Introduction: Arcade Card Keeper
This instructable is made for the optional course Fablab Making, which i followed at the University of Rotterdam
Step 1: Explaining My Idea
The first weeks of this course where a lot of thinking about what i was going to build in the last weeks of this course. After a good idea which would be a little overpriced (an easy way to sand my bowling balls) I came across my current idea. Lately i have been going a lot to an arcade hall where you can get these card sets from a coin pusher.
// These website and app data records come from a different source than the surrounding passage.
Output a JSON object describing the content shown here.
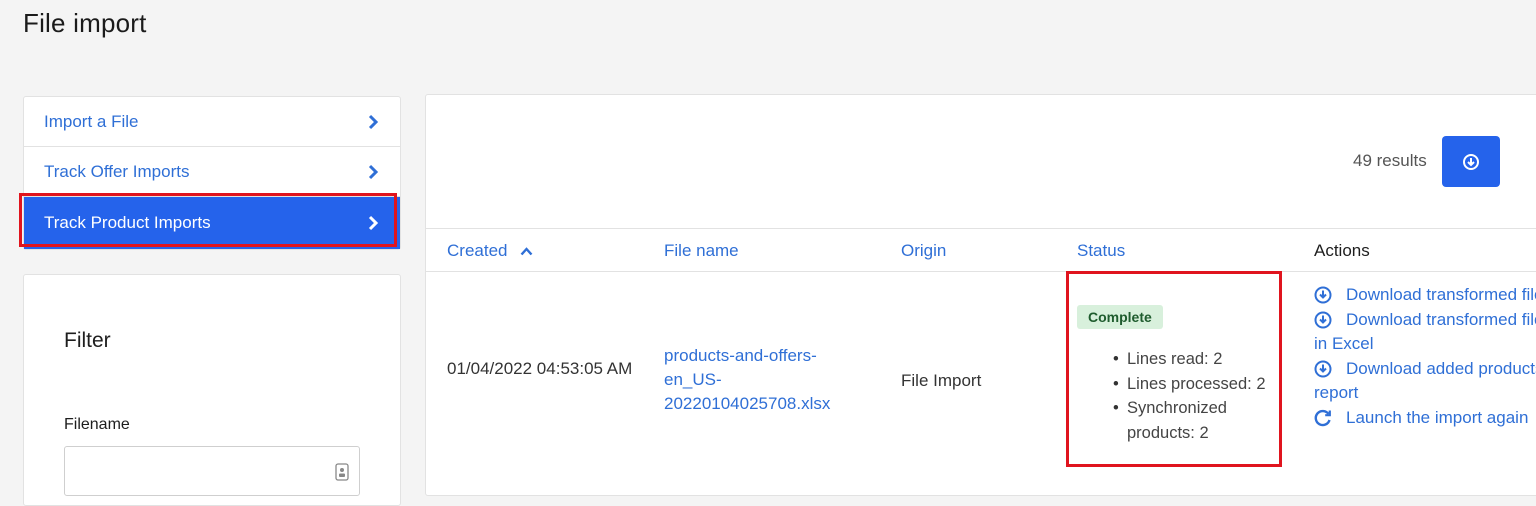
{
  "page": {
    "title": "File import"
  },
  "nav": {
    "items": [
      {
        "label": "Import a File"
      },
      {
        "label": "Track Offer Imports"
      },
      {
        "label": "Track Product Imports"
      }
    ]
  },
  "filter": {
    "title": "Filter",
    "filename_label": "Filename",
    "filename_value": ""
  },
  "results": {
    "count_text": "49 results"
  },
  "table": {
    "headers": {
      "created": "Created",
      "file_name": "File name",
      "origin": "Origin",
      "status": "Status",
      "actions": "Actions"
    },
    "rows": [
      {
        "created": "01/04/2022 04:53:05 AM",
        "file_name": "products-and-offers-en_US-20220104025708.xlsx",
        "origin": "File Import",
        "status_badge": "Complete",
        "stats": [
          "Lines read: 2",
          "Lines processed: 2",
          "Synchronized products: 2"
        ],
        "actions": [
          {
            "label": "Download transformed file",
            "icon": "download-circle-icon"
          },
          {
            "label": "Download transformed file in Excel",
            "icon": "download-circle-icon"
          },
          {
            "label": "Download added products report",
            "icon": "download-circle-icon"
          },
          {
            "label": "Launch the import again",
            "icon": "refresh-icon"
          }
        ]
      }
    ]
  },
  "colors": {
    "accent": "#2563eb",
    "link": "#2f6fd6",
    "highlight": "#e0141e",
    "badge_bg": "#d8f0dc"
  }
}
These cards are worth 200 tokens so why not build a sort of scanner which detects a card then updates a tokens variable on a screen and also stores them so i can't lose them.
- A way of scanning the cards
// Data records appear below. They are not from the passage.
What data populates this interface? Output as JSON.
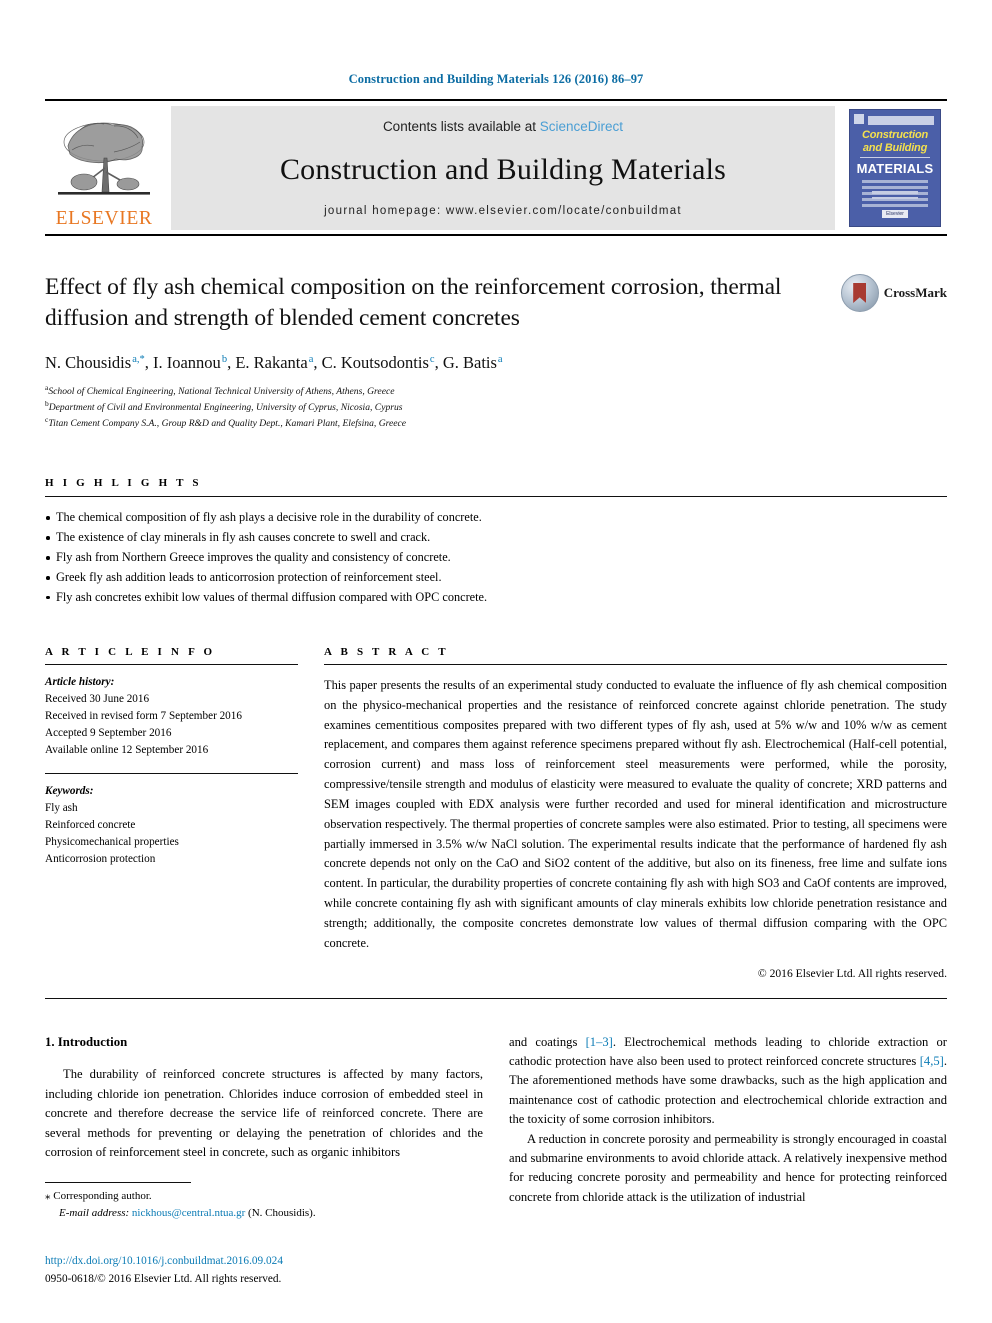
{
  "running_head": "Construction and Building Materials 126 (2016) 86–97",
  "masthead": {
    "publisher_name": "ELSEVIER",
    "contents_prefix": "Contents lists available at ",
    "contents_link": "ScienceDirect",
    "journal_title": "Construction and Building Materials",
    "homepage": "journal homepage: www.elsevier.com/locate/conbuildmat",
    "cover": {
      "line1": "Construction",
      "line2": "and Building",
      "line3": "MATERIALS",
      "badge": "Elsevier"
    }
  },
  "article": {
    "title": "Effect of fly ash chemical composition on the reinforcement corrosion, thermal diffusion and strength of blended cement concretes",
    "crossmark_label": "CrossMark",
    "authors": [
      {
        "name": "N. Chousidis",
        "marks": "a,*"
      },
      {
        "name": "I. Ioannou",
        "marks": "b"
      },
      {
        "name": "E. Rakanta",
        "marks": "a"
      },
      {
        "name": "C. Koutsodontis",
        "marks": "c"
      },
      {
        "name": "G. Batis",
        "marks": "a"
      }
    ],
    "affiliations": [
      {
        "mark": "a",
        "text": "School of Chemical Engineering, National Technical University of Athens, Athens, Greece"
      },
      {
        "mark": "b",
        "text": "Department of Civil and Environmental Engineering, University of Cyprus, Nicosia, Cyprus"
      },
      {
        "mark": "c",
        "text": "Titan Cement Company S.A., Group R&D and Quality Dept., Kamari Plant, Elefsina, Greece"
      }
    ]
  },
  "highlights": {
    "label": "H I G H L I G H T S",
    "items": [
      "The chemical composition of fly ash plays a decisive role in the durability of concrete.",
      "The existence of clay minerals in fly ash causes concrete to swell and crack.",
      "Fly ash from Northern Greece improves the quality and consistency of concrete.",
      "Greek fly ash addition leads to anticorrosion protection of reinforcement steel.",
      "Fly ash concretes exhibit low values of thermal diffusion compared with OPC concrete."
    ]
  },
  "article_info": {
    "label": "A R T I C L E    I N F O",
    "history_label": "Article history:",
    "history": [
      "Received 30 June 2016",
      "Received in revised form 7 September 2016",
      "Accepted 9 September 2016",
      "Available online 12 September 2016"
    ],
    "keywords_label": "Keywords:",
    "keywords": [
      "Fly ash",
      "Reinforced concrete",
      "Physicomechanical properties",
      "Anticorrosion protection"
    ]
  },
  "abstract": {
    "label": "A B S T R A C T",
    "text": "This paper presents the results of an experimental study conducted to evaluate the influence of fly ash chemical composition on the physico-mechanical properties and the resistance of reinforced concrete against chloride penetration. The study examines cementitious composites prepared with two different types of fly ash, used at 5% w/w and 10% w/w as cement replacement, and compares them against reference specimens prepared without fly ash. Electrochemical (Half-cell potential, corrosion current) and mass loss of reinforcement steel measurements were performed, while the porosity, compressive/tensile strength and modulus of elasticity were measured to evaluate the quality of concrete; XRD patterns and SEM images coupled with EDX analysis were further recorded and used for mineral identification and microstructure observation respectively. The thermal properties of concrete samples were also estimated. Prior to testing, all specimens were partially immersed in 3.5% w/w NaCl solution. The experimental results indicate that the performance of hardened fly ash concrete depends not only on the CaO and SiO2 content of the additive, but also on its fineness, free lime and sulfate ions content. In particular, the durability properties of concrete containing fly ash with high SO3 and CaOf contents are improved, while concrete containing fly ash with significant amounts of clay minerals exhibits low chloride penetration resistance and strength; additionally, the composite concretes demonstrate low values of thermal diffusion comparing with the OPC concrete.",
    "copyright": "© 2016 Elsevier Ltd. All rights reserved."
  },
  "introduction": {
    "heading": "1. Introduction",
    "left_paragraph": "The durability of reinforced concrete structures is affected by many factors, including chloride ion penetration. Chlorides induce corrosion of embedded steel in concrete and therefore decrease the service life of reinforced concrete. There are several methods for preventing or delaying the penetration of chlorides and the corrosion of reinforcement steel in concrete, such as organic inhibitors",
    "right_paragraph_1_pre": "and coatings ",
    "right_paragraph_1_ref1": "[1–3]",
    "right_paragraph_1_mid": ". Electrochemical methods leading to chloride extraction or cathodic protection have also been used to protect reinforced concrete structures ",
    "right_paragraph_1_ref2": "[4,5]",
    "right_paragraph_1_post": ". The aforementioned methods have some drawbacks, such as the high application and maintenance cost of cathodic protection and electrochemical chloride extraction and the toxicity of some corrosion inhibitors.",
    "right_paragraph_2": "A reduction in concrete porosity and permeability is strongly encouraged in coastal and submarine environments to avoid chloride attack. A relatively inexpensive method for reducing concrete porosity and permeability and hence for protecting reinforced concrete from chloride attack is the utilization of industrial"
  },
  "footer": {
    "corresponding_mark": "⁎",
    "corresponding_label": "Corresponding author.",
    "email_label": "E-mail address:",
    "email": "nickhous@central.ntua.gr",
    "email_owner": "(N. Chousidis).",
    "doi": "http://dx.doi.org/10.1016/j.conbuildmat.2016.09.024",
    "issn_line": "0950-0618/© 2016 Elsevier Ltd. All rights reserved."
  },
  "colors": {
    "link": "#0b7bb5",
    "elsevier_orange": "#E87722",
    "cover_blue": "#4b5fa8"
  }
}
- On/Off switch
- Card storage
- Powerd by a 5 Volt power brick
- A LCD screen
- A motor to pull in all the cards
- Working on 18650 batteries
- automatically activate the motor when detecting a card
- Computer with Arduino software running and a USB port
- An Arduino Uno
- 5 Volt DC motor
- 1602 LCD screen
- ON/OFF switch
- LDR sensor
- 5 Volt laser module
- Female headers
- Jumper wires
- Buck converter
- 3mm triplex
- Soldering tin
- Soldering iron
- Laser cutter
Step 2: Building the Code
For me the coding of the arduino was not that big of a problem because i have a lot of experience with the coding of an Arduino. The coding is simply divided in two functions. One of it is de LCD screen and the other one is the LDR sensor. This sensor is capable off changing the resistance when the sensor is picking up more light. As you can see in the picture of the code above, I simply used an I2C library for the LCD screen to simplify the schematic of the screen. The part of the LDR consists of a couple of variables which are stored in the registers of the arduino. Everytime the arduino goes through the main loop the arduino reads the value of the LDR, if the value gets under 1000 the variable tokens will be increased with 200 and the variable n wil be increased with 1. Every time this happens the screen will update the values of the variables to the ones stored in the registers. For testing I added a line for serial printing which can be seen in the last line of the coding to read the value of the analog pin and show it at the serial monitor. The serial monitor (as seen in the picture above) shows a value of 1021 and 1022 when the laser is directly shot a the LDR and when a card passes this value drop to around 780. By seeing this in constructed an if statement where if the sensorvalue is smaller then 1000 all the variables will be increased as explained before.
Step 3: Designing and Assembly
For the case of this project i came across this site: http://www.makercase.com/
The only things i had to fill in where dimensions of the case and it generated a svg file for printing it with a laser cutter. Why I choose the dimensions a seen above? The width of the case is 20 cm, the 3d printed card holder is 7 cm so there is 13 cm left for all of the electronics. The case has a depth of 15 cm, the 3d printed card holder has a depth of 10 cm so there enough space for placing the dc motor to pull in all the cards. For the height of the case i choose 7 cm, the 3d printed card holder has a height of 4 cm. I created some margins by choosing a height of 7 cm. The total svg file can be downloaded and can be inspected if some things are not clear.
For the card holder i used tinkercad, first I measured the length and the with of a normal card, which was around 5,5 cm by 8,5 cm. Then i created a base plate of 10 cm by 7 cm. Then I created 3 sides with all the same height, 2 for the sides with a length of 10 cm and 1 for the side with a width of 7 cm. The front facing side has a height of 2,5 cm so the cards can fall in the card holder. The total stl file can be downloaded and can be inspected if some things are not clear.
As seen in the pictures above I used an LCD screen with I2C module which is connected to 5V and GND, and the SDA and SDL pins are connected to A4 and A5 of the arduino. The LDR is connected to 5V and via a 100k resistor connected to GND. The point where the LDR connects to the resistor is connected to pin A0 of the arduino to read the different values of the LDR with different illumination. The laser module is connected to 5V and GND of the arduino. But the only problem was the DC motor, when you power up the motor it draws that much current that the arduino will turn of for a second. When that happens the whole systems resets. To solve this problem i connected my 5 Volt power supply to a buck converter module and set the output voltage to 1,5 Volt. By doing this I lowered the current that much so that the arduino can still work when the DC motor is used.
Step 4: The Result!!
When all of my designing and all my tests were done I build the case and printed the holder. And in the end connected everything to my power supply and the right pins on the arduino. My project was done as you can see in the pictures and the videos it works quite nice. It has some small error which can be solved pretty easy but in the end it works nice and those what I expected it to do. At last I will include the file of the coin I made in one of the first lessons of this course.